Becoming a specialist, though, creates unintentional blind spots. If you've ever read a paper or article written by a specialist where you couldn't comprehend what they were trying to say through all of the jargon and technical terminology, you've seen the effects of one of these blind spots. So-called "specialists" aren't able to relate their specialties to outsiders in ways that are easy to understand. Another blind spot is that specialists often try to solve all problems in a way that relates back to their specialty. They are so focused on the knowledge in their area of expertise that they miss simpler or more innovative solutions.

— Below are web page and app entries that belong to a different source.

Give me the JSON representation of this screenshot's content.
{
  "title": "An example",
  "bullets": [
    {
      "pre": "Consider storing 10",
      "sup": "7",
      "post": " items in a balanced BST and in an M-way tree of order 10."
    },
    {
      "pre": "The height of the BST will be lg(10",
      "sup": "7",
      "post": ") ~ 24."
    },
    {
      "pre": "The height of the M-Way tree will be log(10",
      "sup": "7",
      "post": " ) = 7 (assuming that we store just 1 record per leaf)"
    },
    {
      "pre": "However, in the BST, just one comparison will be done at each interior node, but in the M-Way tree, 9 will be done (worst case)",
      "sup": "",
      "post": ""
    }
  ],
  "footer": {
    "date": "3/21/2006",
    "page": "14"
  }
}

One example used in the book, about a project to find potential cures for AIDS, displays the reality of this particular blind spot in fascinating light.
These examples are just a few of the intriguing insights that D'Souza and Renner offer throughout the pages of Not Knowing. The ultimate thesis of their argument isn't that we should reject knowledge or even specialty. Rather, the message they are trying to convey here is that it is okay not to have all the answers. Growing up, we all view our parents as infallible, but later find out that they were making things up as they went along—not just in raising their children, but also in finding their way in the professional world, understanding matters of love, and more. Letting ourselves be fallible as well—knowing that we can change our minds, make mistakes and learn from them, and be brave enough to try solutions that might not work—is the way to find success and fulfillment in virtually any facet of life.
Craig Manning is currently studying English and Music at Western Michigan University. In addition to writing for IndependentPublisher.com, he maintains a pair of entertainment blogs, interns at the Traverse City Business News, and writes for Rockfreaks.net and his college newspaper. He welcomes comments or questions concerning his articles via email, at firstname.lastname@example.org.